It can be hard to balance getting nutritious foods that make you feel good without spending a lot.

In this series, we try to find the healthiest options in the supermarket for the best value – and have enlisted the help of Sunna Van Kampen, founder of Tonic Healthwho went viral on social media for reviewing food in the search of healthier choices.

The series does not aim to identify the outright healthiest option, but to help you get better nutritional value for as little money as possible.

Today, we’re looking at the breakfast staple – cereal. 

A sugar trap?

“Protein and good fats are what fill you up and satiate you to get your day going,” Sunna says.

“Cereal unfortunately is a sugar and carb-heavy start which causes your blood sugar to spike and as a result you feel hungry way before lunch time.”

A glance at the nutrition labels and you’ll see the problem. 

“Some popular brands contain 35% sugar or up to 12g of sugar per 30g serving – that’s already half of the daily recommended intake for children,” Sunna says. 

That’s before accounting for the fact that most people double up on recommended portion sizes. 

“According to research the average bowl weighs 73g rather than 30g suggested portion size – that means your child could be having their daily sugar quota for breakfast before school,” Sunna says.

Healthier cereal choices

“The key to healthier cereal bowls is to ensure minimal sugar and maximum fibre – which is where options like Weetabix come to the forefront as a better option – at 4.2% sugar and 10% fibre,” Sunna says. 

Among the main brands, this is hard to beat.

Frosties and Crunchy Nut don’t fare well at 35% and 37% sugar respectively.
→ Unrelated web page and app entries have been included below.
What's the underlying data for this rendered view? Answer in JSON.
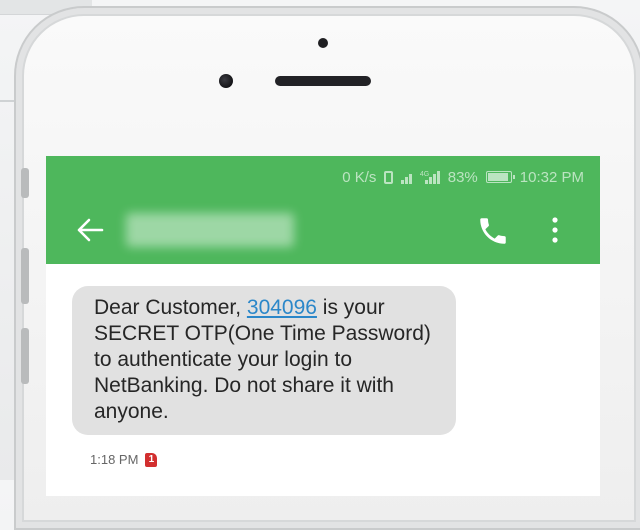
{
  "status_bar": {
    "speed": "0 K/s",
    "network_type": "4G",
    "battery": "83%",
    "time": "10:32 PM"
  },
  "app_bar": {
    "back_icon": "arrow-left-icon",
    "call_icon": "phone-icon",
    "menu_icon": "more-vert-icon",
    "contact_name_redacted": true
  },
  "message": {
    "text_before_otp": "Dear Customer, ",
    "otp": "304096",
    "text_after_otp": " is your SECRET OTP(One Time Password) to authenticate your login to NetBanking. Do not share it with anyone.",
    "time": "1:18 PM",
    "sim_badge": "1"
  },
  "colors": {
    "app_bar": "#4eb75c",
    "bubble": "#e1e1e1",
    "otp_link": "#2b87c9",
    "sim_badge": "#d22f2f"
  }
}
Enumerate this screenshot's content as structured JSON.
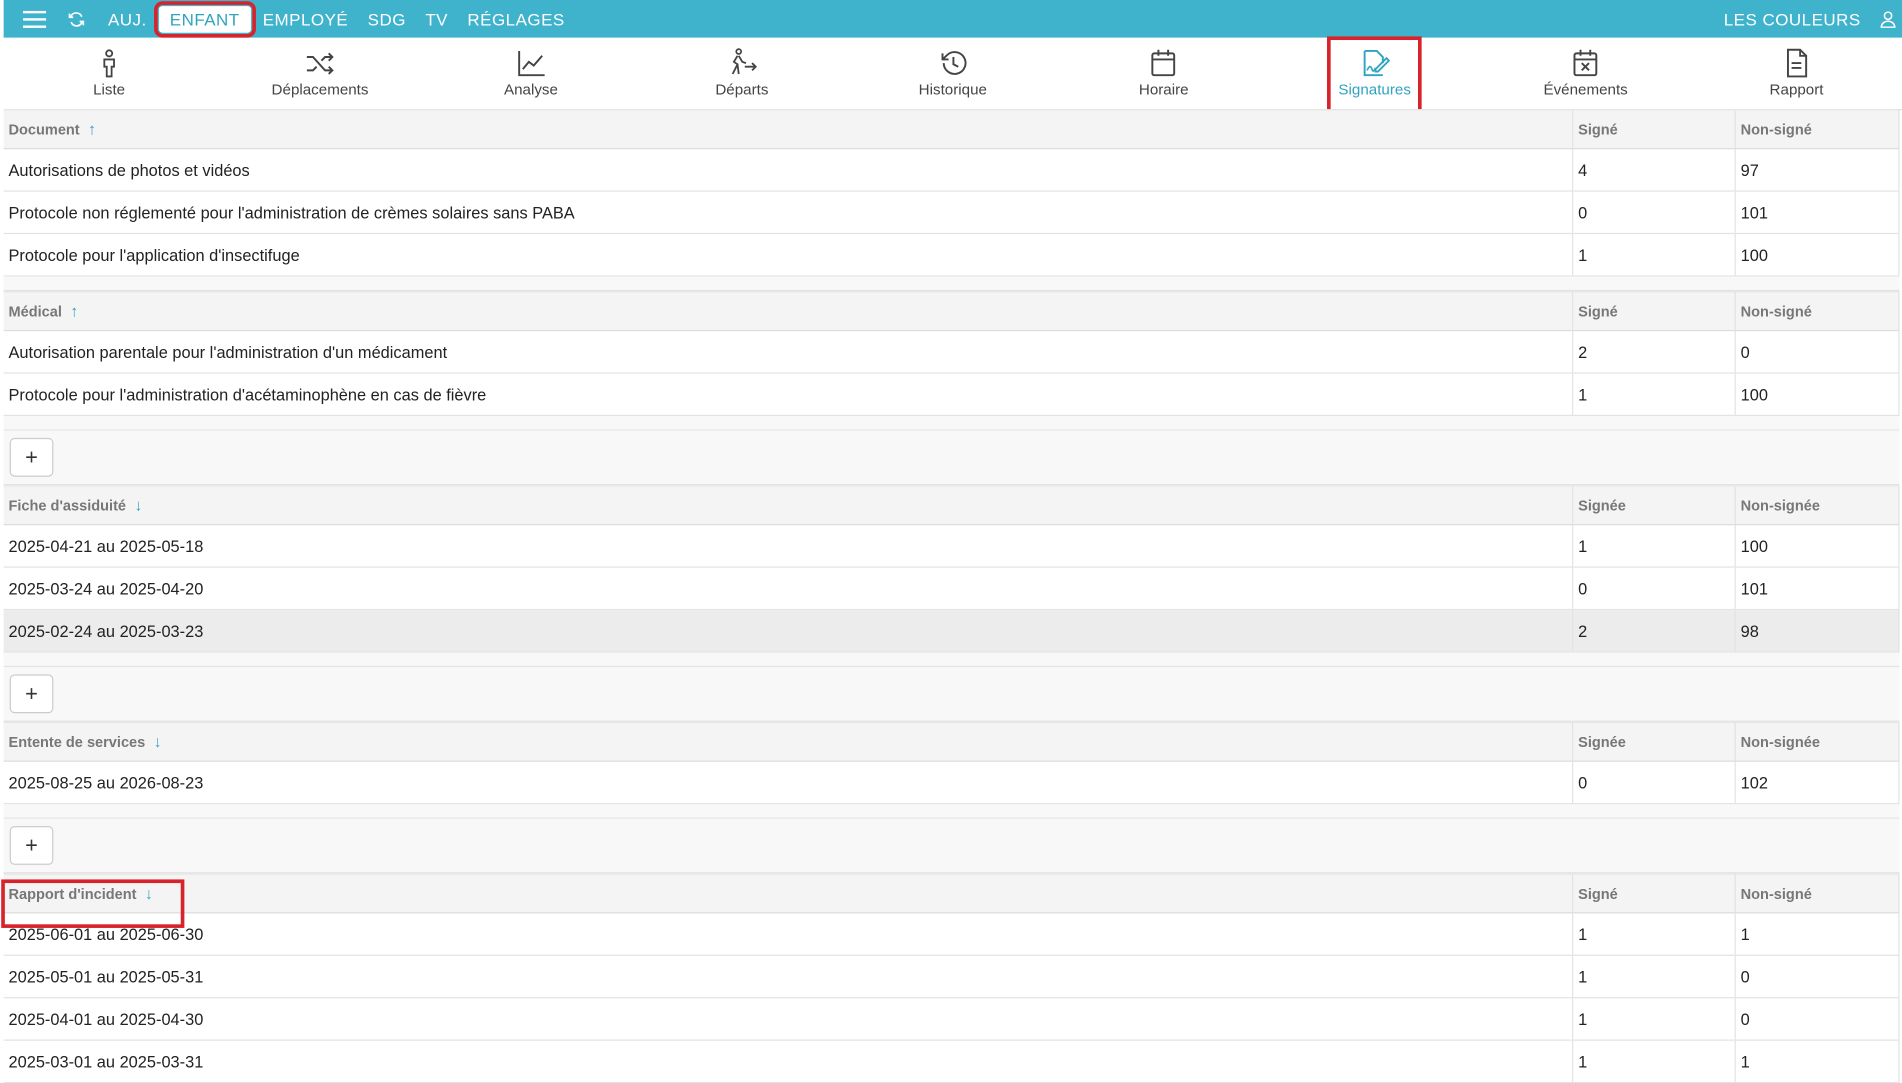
{
  "topbar": {
    "nav": [
      "AUJ.",
      "ENFANT",
      "EMPLOYÉ",
      "SDG",
      "TV",
      "RÉGLAGES"
    ],
    "active": "ENFANT",
    "right_label": "LES COULEURS"
  },
  "tabs": [
    {
      "label": "Liste",
      "icon": "person-icon"
    },
    {
      "label": "Déplacements",
      "icon": "shuffle-icon"
    },
    {
      "label": "Analyse",
      "icon": "chart-line-icon"
    },
    {
      "label": "Départs",
      "icon": "walking-arrow-icon"
    },
    {
      "label": "Historique",
      "icon": "history-icon"
    },
    {
      "label": "Horaire",
      "icon": "calendar-icon"
    },
    {
      "label": "Signatures",
      "icon": "signature-icon"
    },
    {
      "label": "Événements",
      "icon": "calendar-x-icon"
    },
    {
      "label": "Rapport",
      "icon": "document-icon"
    }
  ],
  "active_tab": "Signatures",
  "accent_color": "#3fb2cc",
  "sections": [
    {
      "title": "Document",
      "sort": "up",
      "col_signed": "Signé",
      "col_unsigned": "Non-signé",
      "rows": [
        {
          "name": "Autorisations de photos et vidéos",
          "signed": "4",
          "unsigned": "97"
        },
        {
          "name": "Protocole non réglementé pour l'administration de crèmes solaires sans PABA",
          "signed": "0",
          "unsigned": "101"
        },
        {
          "name": "Protocole pour l'application d'insectifuge",
          "signed": "1",
          "unsigned": "100"
        }
      ]
    },
    {
      "title": "Médical",
      "sort": "up",
      "col_signed": "Signé",
      "col_unsigned": "Non-signé",
      "rows": [
        {
          "name": "Autorisation parentale pour l'administration d'un médicament",
          "signed": "2",
          "unsigned": "0"
        },
        {
          "name": "Protocole pour l'administration d'acétaminophène en cas de fièvre",
          "signed": "1",
          "unsigned": "100"
        }
      ]
    },
    {
      "title": "Fiche d'assiduité",
      "sort": "down",
      "col_signed": "Signée",
      "col_unsigned": "Non-signée",
      "rows": [
        {
          "name": "2025-04-21 au 2025-05-18",
          "signed": "1",
          "unsigned": "100"
        },
        {
          "name": "2025-03-24 au 2025-04-20",
          "signed": "0",
          "unsigned": "101"
        },
        {
          "name": "2025-02-24 au 2025-03-23",
          "signed": "2",
          "unsigned": "98"
        }
      ]
    },
    {
      "title": "Entente de services",
      "sort": "down",
      "col_signed": "Signée",
      "col_unsigned": "Non-signée",
      "rows": [
        {
          "name": "2025-08-25 au 2026-08-23",
          "signed": "0",
          "unsigned": "102"
        }
      ]
    },
    {
      "title": "Rapport d'incident",
      "sort": "down",
      "col_signed": "Signé",
      "col_unsigned": "Non-signé",
      "rows": [
        {
          "name": "2025-06-01 au 2025-06-30",
          "signed": "1",
          "unsigned": "1"
        },
        {
          "name": "2025-05-01 au 2025-05-31",
          "signed": "1",
          "unsigned": "0"
        },
        {
          "name": "2025-04-01 au 2025-04-30",
          "signed": "1",
          "unsigned": "0"
        },
        {
          "name": "2025-03-01 au 2025-03-31",
          "signed": "1",
          "unsigned": "1"
        }
      ]
    }
  ],
  "add_label": "+"
}
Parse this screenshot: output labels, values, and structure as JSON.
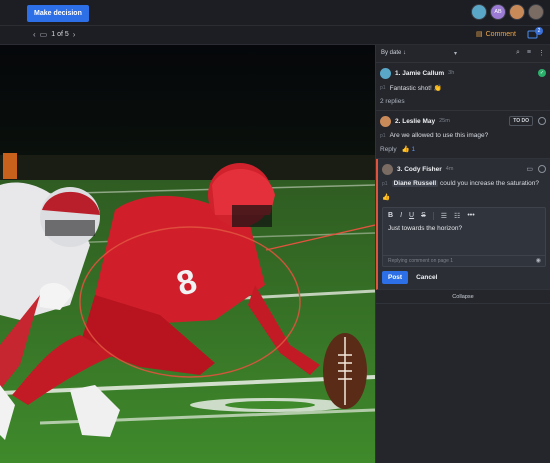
{
  "toolbar": {
    "make_decision_label": "Make decision"
  },
  "collaborators": [
    {
      "initials": "",
      "color": "#5aa6c7"
    },
    {
      "initials": "AB",
      "color": "#9b7bd4"
    },
    {
      "initials": "",
      "color": "#c98a5a"
    },
    {
      "initials": "",
      "color": "#7a6b63"
    }
  ],
  "nav": {
    "page_indicator": "1 of 5",
    "comment_label": "Comment",
    "notification_count": "2"
  },
  "panel": {
    "sort_label": "By date ↓",
    "collapse_label": "Collapse",
    "threads": [
      {
        "title": "1. Jamie Callum",
        "time": "3h",
        "page": "p1",
        "body": "Fantastic shot! 👏",
        "replies": "2 replies",
        "status": "resolved"
      },
      {
        "title": "2. Leslie May",
        "time": "25m",
        "page": "p1",
        "body": "Are we allowed to use this image?",
        "reply_label": "Reply",
        "like_count": "1",
        "status_label": "TO DO"
      },
      {
        "title": "3. Cody Fisher",
        "time": "4m",
        "page": "p1",
        "mention": "Diane Russell",
        "body": "could you increase the saturation?"
      }
    ],
    "editor": {
      "tools": [
        "B",
        "I",
        "U",
        "S",
        "☰",
        "☷",
        "•••"
      ],
      "text": "Just towards the horizon?",
      "placeholder": "Replying comment on page 1",
      "post_label": "Post",
      "cancel_label": "Cancel"
    }
  },
  "colors": {
    "accent": "#2d6fe6",
    "comment": "#f0a84a",
    "annotation": "#e0533e",
    "resolved": "#2bb06b"
  },
  "icons": [
    "chevron-left-icon",
    "page-icon",
    "chevron-right-icon",
    "comment-icon",
    "notification-icon",
    "search-icon",
    "filter-icon",
    "more-icon",
    "check-icon",
    "eye-icon"
  ]
}
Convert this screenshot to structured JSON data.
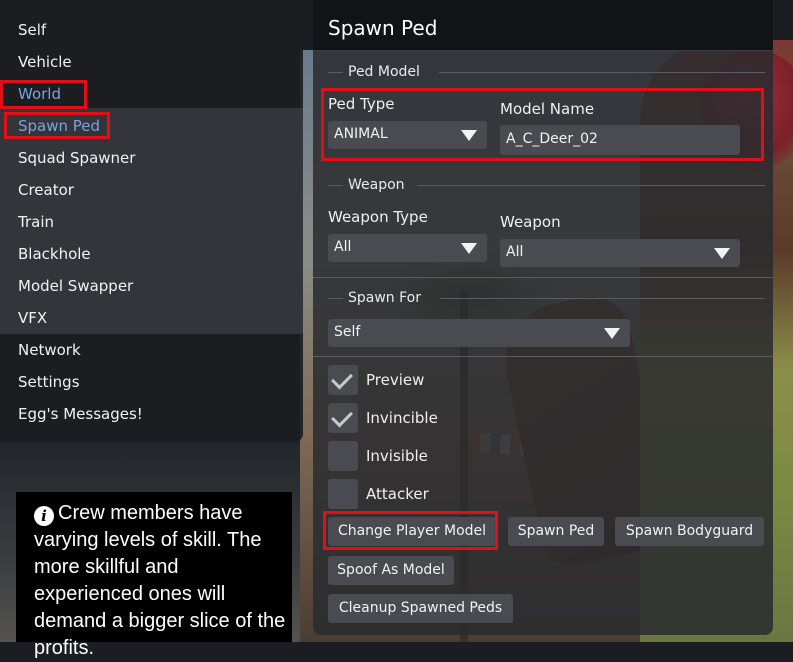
{
  "sidebar": {
    "items": [
      {
        "label": "Self"
      },
      {
        "label": "Vehicle"
      },
      {
        "label": "World"
      },
      {
        "label": "Spawn Ped"
      },
      {
        "label": "Squad Spawner"
      },
      {
        "label": "Creator"
      },
      {
        "label": "Train"
      },
      {
        "label": "Blackhole"
      },
      {
        "label": "Model Swapper"
      },
      {
        "label": "VFX"
      },
      {
        "label": "Network"
      },
      {
        "label": "Settings"
      },
      {
        "label": "Egg's Messages!"
      }
    ],
    "active_parent": "World",
    "active_item": "Spawn Ped"
  },
  "tip": {
    "icon": "info-icon",
    "text": "Crew members have varying levels of skill. The more skillful and experienced ones will demand a bigger slice of the profits."
  },
  "header": {
    "title": "Spawn Ped"
  },
  "ped_model": {
    "title": "Ped Model",
    "ped_type_label": "Ped Type",
    "ped_type_value": "ANIMAL",
    "model_name_label": "Model Name",
    "model_name_value": "A_C_Deer_02"
  },
  "weapon": {
    "title": "Weapon",
    "weapon_type_label": "Weapon Type",
    "weapon_type_value": "All",
    "weapon_label": "Weapon",
    "weapon_value": "All"
  },
  "spawn_for": {
    "title": "Spawn For",
    "value": "Self"
  },
  "options": [
    {
      "label": "Preview",
      "checked": true
    },
    {
      "label": "Invincible",
      "checked": true
    },
    {
      "label": "Invisible",
      "checked": false
    },
    {
      "label": "Attacker",
      "checked": false
    }
  ],
  "buttons": {
    "change_player_model": "Change Player Model",
    "spawn_ped": "Spawn Ped",
    "spawn_bodyguard": "Spawn Bodyguard",
    "spoof_as_model": "Spoof As Model",
    "cleanup": "Cleanup Spawned Peds"
  },
  "colors": {
    "highlight_border": "#e0101a",
    "active_text": "#7aa4e0",
    "control_bg": "#4a4b50"
  }
}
Cornflakes at 8% and Coco Pops at 17% are better – but still high.

Alternative breakfasts

Greek yogurt: “High in protein and packed with probiotics, Greek yogurt is my breakfast go to. Top it with some fresh berries and a sprinkle of seeds for an antioxidant boost.”

Porridge: “Oats are a great breakfast staple, offering a good dose of fibre, but context matters.

“It’s great before a run or the gym but if you are just sitting at your desk all day it will spike your blood sugar and may be best to add more protein and fats to it. 

“Try adding peanut butter or protein powder for a more filling breakfast with more stable blood sugar.”

Eggs: “Boiled, poached, or scrambled, eggs are a protein-rich option that can keep you fuelled till lunch. Pair them with sourdough toast and you have possibly the most well-rounded value breakfast.”

“Switching to these alternatives can drastically cut down your sugar intake and increase your energy levels.”

The money

We know cereal is a value-for-money and easy breakfast option, but let’s have a closer look at the numbers. 

If we take the average cereal bowl at 73g, a cost per bowl looks like 50p for Crunchy Nut cereal and about 25p for the 250ml of milk that goes with it. 

“So, your daily breakfast is costing you 75p per day or £273.75 per year for the privilege of 9.3kg of sugar per year,” Sunna says. 

In contrast, a typical medium free-range egg is 25p. 

Put three on a slice of sourdough (15p per slice) and an optimal breakfast has only cost you 90p a day or £328.5 a year. 

“So, you can swap over 18g of sugar every morning for over 18g of protein for just £54.75 extra per year,” Sunna says. 

“A health investment, well worth the money.”

However, if you want to stick with cereal – supermarket own-label brands are usually 60% cheaper than branded versions. 

Read more from this series…